“Get off of it. Dopebama is ruining this country and idiots like you are helping bring us down. Sheesh.. brain dead !”
People are scared of change. Yet change is the nature of things. America sees its share of change all the time as industries we’ve grown up with adapt or go out of business. Who a generation ago would have thought that Detroit would now be producing so few cars? Cell phones and VOIP are erasing the landlines that were the arteries of the once-powerful telephone industry. Things change, and our health care system is no different.
Actually, our healthcare system is long overdue for change. America is the only industrialized nation (my, isn’t that phrase even seeming quaint) where its citizens are one major illness away from bankruptcy. And even when we don’t go broke, we spend more on health care than the citizens of any other country – 30 percent more than the citizens of the next largest spender, Switzerland.
Think our health care is so good it’s worth paying more? With the exception of some standout places such as the Mayo Clinic, perhaps not. If you have a child, there are 36 countries where your child has a better chance of surviving until age five, including all those countries with government-run health care. In child mortality, the USA ranks down there with Estonia and Poland. Your child is twice as likely to live past age five in a Scandinavian country.
Will America’s costly health care system let you live a longer life? Sorry, wrong again. There are 44 countries with longer life expectancies than the USA. Even Canada, which critics of health care reform like to demonize, get a couple more years on Earth than us.
Speaking of Canada, back in 1970, before it created national health insurance, it spent about the same 7+ percent of national GNP on health care that the U.S. did. Since that time, that percentage has crept to just over nine-and-a-half while the U.S. percentage has leapt to nearly 15 percent. And remember that Canada covers every single citizen while 45 million Americans have no health insurance.
People are scared of change, because they are scared of the unknown, whether it’s something as inconsequential as the reboot of a 40-year-old beloved television franchise or important like reform of our health care system. Paramount Studios, the corporate owners of Star Trek, hired a visionary director and gave him the space he needed to work in (no pun intended), and despite the nattering anxieties of fanboys, Abrams did boldly go further than others had gone before, keeping what worked but infusing new energy and ideas to catapult the series into the future.

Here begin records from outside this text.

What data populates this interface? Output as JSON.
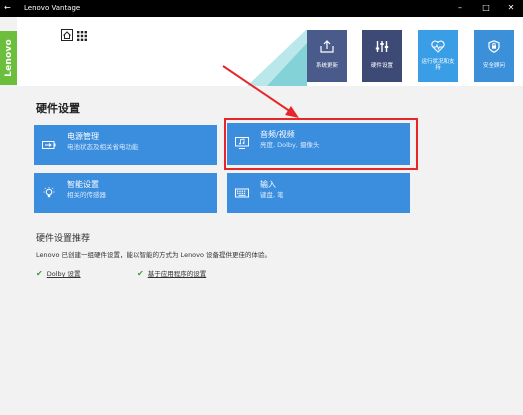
{
  "window": {
    "back_glyph": "←",
    "title": "Lenovo Vantage",
    "minimize_glyph": "–",
    "maximize_glyph": "□",
    "close_glyph": "✕"
  },
  "brand": {
    "logo_text": "Lenovo",
    "logo_color": "#6cbf3d"
  },
  "header": {
    "home_icon": "home-icon",
    "menu_icon": "grid-menu-icon",
    "nav_tiles": [
      {
        "label": "系统更新",
        "icon": "system-update-icon",
        "color": "#4a5a8a"
      },
      {
        "label": "硬件设置",
        "icon": "hardware-settings-icon",
        "color": "#3e4a76"
      },
      {
        "label": "运行状况和支持",
        "icon": "health-support-icon",
        "color": "#3a9ee6"
      },
      {
        "label": "安全顾问",
        "icon": "security-advisor-icon",
        "color": "#3c8fd9"
      }
    ]
  },
  "main": {
    "section_title": "硬件设置",
    "cards": [
      {
        "title": "电源管理",
        "subtitle": "电池状态及相关省电功能",
        "icon": "battery-icon"
      },
      {
        "title": "音频/视频",
        "subtitle": "亮度, Dolby, 摄像头",
        "icon": "display-audio-icon"
      },
      {
        "title": "智能设置",
        "subtitle": "相关的传感器",
        "icon": "light-bulb-icon"
      },
      {
        "title": "输入",
        "subtitle": "键盘, 笔",
        "icon": "keyboard-icon"
      }
    ],
    "recommend": {
      "title": "硬件设置推荐",
      "description": "Lenovo 已创建一组硬件设置，能以智能的方式为 Lenovo 设备提供更佳的体验。",
      "check_glyph": "✔",
      "links": [
        "Dolby 设置",
        "基于应用程序的设置"
      ]
    }
  },
  "annotation": {
    "color": "#e8262a"
  }
}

We citizens also hired a visionary director when we elected Barack Obama last fall – and now, we need to give him the space to operate within. As the president said yesterday, health care “is not a luxury that can be postponed, but a necessity that cannot wait.” It’s far more important to meets people’s needs rather than to protect the interests of health care and health insurance industries as our e-mail writer above cries.
Health care is a massive problem, and it will take massive changes to make it work for all. The less bold the action, the less chance for meaningful change. Mammals replaced dinosaurs. Democracy replaced monarchies. Hybrids are replacing gas cars, which will in turn be replaced by electric. Change is natural, and it’s time for our system of delivering health care to evolve.
Let’s make the changes we need, so we can all live long and prosper.